- Dunstan discovered the Magnus Eisengrim was Paul Dempster.
- Dunstan met with Paul and his lovely assistant Faustina.
- When Liesl and Paul started to argue in German they though Dunstan wouldn't understand them. When he answered in German they were surprised.
- Dunstan became a member of Magnus Eisengrim's entourage.
- They wanted Dunstan to write an autobiography on Magnus but everything would have to be made up and he couldn't use his name as the author.
- Dunstan agreed, but had to be given shares in the company.
- Liesl and Paul would consult Dunstan on how to make the show better.
- Dunstan suggested them a "Brazen Head", the foretold the future.
- The "Brazen Head" was a huge success.
- Liesl and Paul discussed things that Liesl wanted in the autobiography.
- Paul found that he was telling things he had never told anyone else to Liesl.
- Dunstan and Lisel had a fight which ended up with Liesl getting a banged up nose. Dunstan had taken off his leg so it was difficult for him to get around.
- After a few minutes there was a tap on his door and it was Liesl, she offered him a drink.
- Dunstan invited Liesl in and cleaned up her cuts.
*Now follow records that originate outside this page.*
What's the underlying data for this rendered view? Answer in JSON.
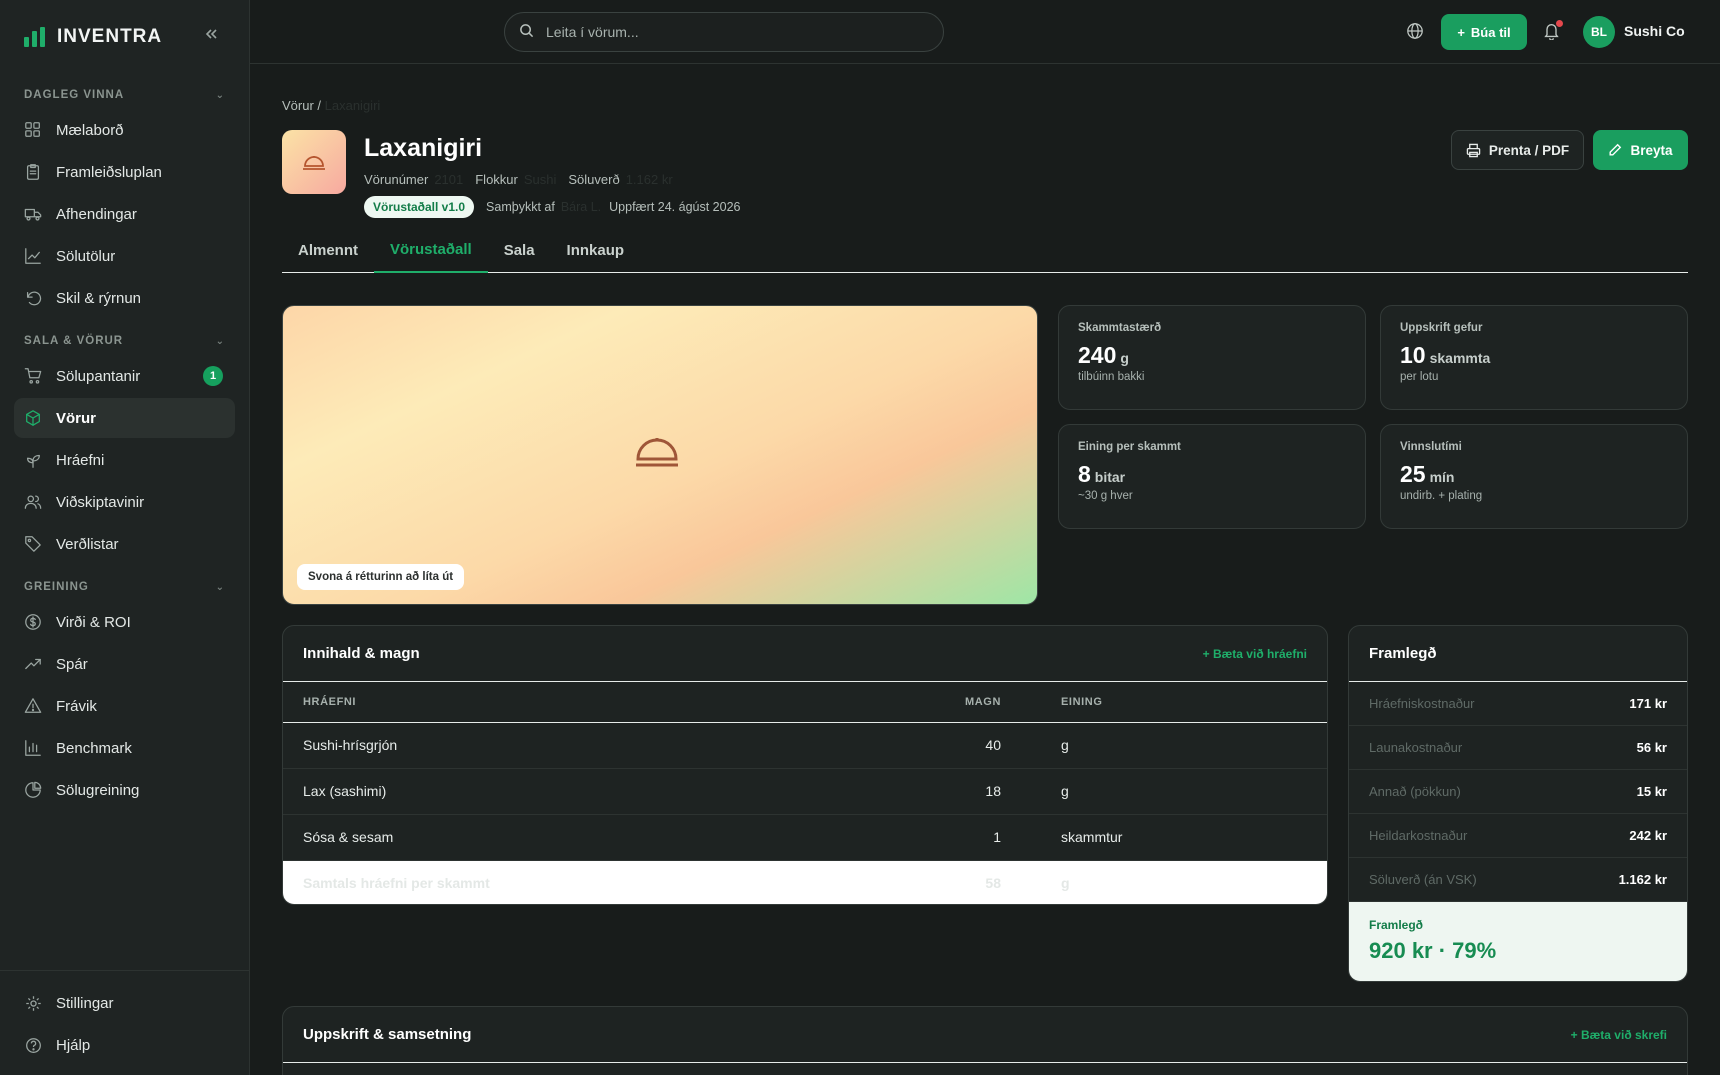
{
  "brand": {
    "name": "INVENTRA"
  },
  "sidebar": {
    "sections": [
      {
        "title": "DAGLEG VINNA",
        "items": [
          {
            "label": "Mælaborð",
            "icon": "dashboard-icon"
          },
          {
            "label": "Framleiðsluplan",
            "icon": "clipboard-icon"
          },
          {
            "label": "Afhendingar",
            "icon": "truck-icon"
          },
          {
            "label": "Sölutölur",
            "icon": "line-chart-icon"
          },
          {
            "label": "Skil & rýrnun",
            "icon": "undo-icon"
          }
        ]
      },
      {
        "title": "SALA & VÖRUR",
        "items": [
          {
            "label": "Sölupantanir",
            "icon": "cart-icon",
            "badge": "1"
          },
          {
            "label": "Vörur",
            "icon": "box-icon",
            "active": true
          },
          {
            "label": "Hráefni",
            "icon": "sprout-icon"
          },
          {
            "label": "Viðskiptavinir",
            "icon": "users-icon"
          },
          {
            "label": "Verðlistar",
            "icon": "tag-icon"
          }
        ]
      },
      {
        "title": "GREINING",
        "items": [
          {
            "label": "Virði & ROI",
            "icon": "dollar-icon"
          },
          {
            "label": "Spár",
            "icon": "trend-icon"
          },
          {
            "label": "Frávik",
            "icon": "warning-icon"
          },
          {
            "label": "Benchmark",
            "icon": "bar-chart-icon"
          },
          {
            "label": "Sölugreining",
            "icon": "pie-chart-icon"
          }
        ]
      }
    ],
    "bottom": [
      {
        "label": "Stillingar",
        "icon": "gear-icon"
      },
      {
        "label": "Hjálp",
        "icon": "help-icon"
      }
    ]
  },
  "topbar": {
    "search_placeholder": "Leita í vörum...",
    "create_label": "Búa til",
    "user_initials": "BL",
    "user_name": "Sushi Co"
  },
  "breadcrumb": {
    "root": "Vörur /",
    "current": "Laxanigiri"
  },
  "product": {
    "name": "Laxanigiri",
    "meta": [
      {
        "label": "Vörunúmer",
        "value": "2101"
      },
      {
        "label": "Flokkur",
        "value": "Sushi"
      },
      {
        "label": "Söluverð",
        "value": "1.162 kr"
      }
    ],
    "status": "Vörustaðall v1.0",
    "approved_label": "Samþykkt af",
    "approved_by": "Bára L.",
    "updated": "Uppfært 24. ágúst 2026"
  },
  "actions": {
    "print": "Prenta / PDF",
    "edit": "Breyta"
  },
  "tabs": [
    {
      "label": "Almennt"
    },
    {
      "label": "Vörustaðall",
      "active": true
    },
    {
      "label": "Sala"
    },
    {
      "label": "Innkaup"
    }
  ],
  "hero": {
    "caption": "Svona á rétturinn að líta út"
  },
  "stats": [
    {
      "label": "Skammtastærð",
      "value": "240",
      "unit": "g",
      "sub": "tilbúinn bakki"
    },
    {
      "label": "Uppskrift gefur",
      "value": "10",
      "unit": "skammta",
      "sub": "per lotu"
    },
    {
      "label": "Eining per skammt",
      "value": "8",
      "unit": "bitar",
      "sub": "~30 g hver"
    },
    {
      "label": "Vinnslutími",
      "value": "25",
      "unit": "mín",
      "sub": "undirb. + plating"
    }
  ],
  "ingredients": {
    "title": "Innihald & magn",
    "add_label": "+ Bæta við hráefni",
    "columns": [
      "HRÁEFNI",
      "MAGN",
      "EINING"
    ],
    "rows": [
      [
        "Sushi-hrísgrjón",
        "40",
        "g"
      ],
      [
        "Lax (sashimi)",
        "18",
        "g"
      ],
      [
        "Sósa & sesam",
        "1",
        "skammtur"
      ]
    ],
    "total": [
      "Samtals hráefni per skammt",
      "58",
      "g"
    ]
  },
  "margin": {
    "title": "Framlegð",
    "rows": [
      {
        "label": "Hráefniskostnaður",
        "value": "171 kr"
      },
      {
        "label": "Launakostnaður",
        "value": "56 kr"
      },
      {
        "label": "Annað (pökkun)",
        "value": "15 kr"
      },
      {
        "label": "Heildarkostnaður",
        "value": "242 kr"
      },
      {
        "label": "Söluverð (án VSK)",
        "value": "1.162 kr"
      }
    ],
    "footer_label": "Framlegð",
    "footer_value": "920 kr · 79%"
  },
  "recipe": {
    "title": "Uppskrift & samsetning",
    "add_label": "+ Bæta við skrefi"
  },
  "colors": {
    "accent": "#1fae6a",
    "sidebar_bg": "#1f2423",
    "page_bg": "#181c1b"
  }
}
They spent the night talking.
- Liesl told Dunstan he should shake hands with his devil and change his foolish life.
- Liesl told Dunstan he was the Fifth Business.

This part was mainly talked about Dunstan’s life with Magnus Eisengrim’s magic show in Mexico. Also, the title of the novel has been explained in this part. The Fifth Business is the odd man out, the person who has no opposite of the other sex. And Dunstan was because he is the one who knows the secret of the hero's birth (Paul), or comes to assist the heroine when she thinks all is lost (Leola), or keeps the hermitess in her cell (Mrs. Dempster), or may even be the cause of somebody's death (Boy). This part was named after Liesl because Liesl’s advice has brought Dunstan’s life into a new stage.

Part Six. The Soiree of Illusions

- Dunstan completed the Autobiography of Magnus Eisengrim and it was a great success.
- Liesl insisted that Paul sign a banker’s note to support his mom monthly.
- At the end of the war Dunstan had Mrs. Dempster transferred to a private hospital.
- When Dunstan went to see her he told her about Paul and she seemed to go mad.
- She thought there was a plot to deprive her of her little son and Dunstan was its agent.
- Boy remarried.
- Boy attempted to become the leader of the Conservative party.
- Boy’s new wife’s name was Denyse and she tried to push him into more politics.
- Caroline and David hated Denyse.
- The failure of not winning re-election seemed to devastate Boy.
- Boy felt he had done everything he had ever wanted to do.
- Boy told Dunstan he wished that he could get in his car and drive away from everything.
- Mrs. Dempster died the year after Boys' second marriage.
- Dunstan begged for forgiveness because even though he had done is best he didn't think he loved enough.
- The following summer Dunstan went to Europe and visited the Bollandists.
- Dunstan went to visit the old Padre Blazon in the hospital.
- After visiting with Blazon he went to the see a exhibition in the Cathedral and there at last was his Little Madonna he had seen the bad night at Passchendaele.
- Boy Staunton was found dead in his car in the Toronto harbour.
- Dunstan tells of his meeting with Paul, Boy and himself when they discussed the past and what happened to Mrs. Dempster.
- Boy insisted he didn't remember any of it.
- Dunstan kept the rock in a box with the engraving.
- It mysteriously disappeared and was found in Boys mouth when he died.
- Dunstan went off to Switzerland and joined the Basso and the Brazen Head.

This part was the ending of the novel, which basically gave a resolution to every conflict through out the novel. The story ends with Dunstan telling the head master that Boy’s death created and uproar and that he went off to Switzerland and joined the Basso and the Brazen Head. It was called “The Soiree of Illusions” because that was the name of Eisengrim’s show, and it also refers to an evening in which illusions are shattered.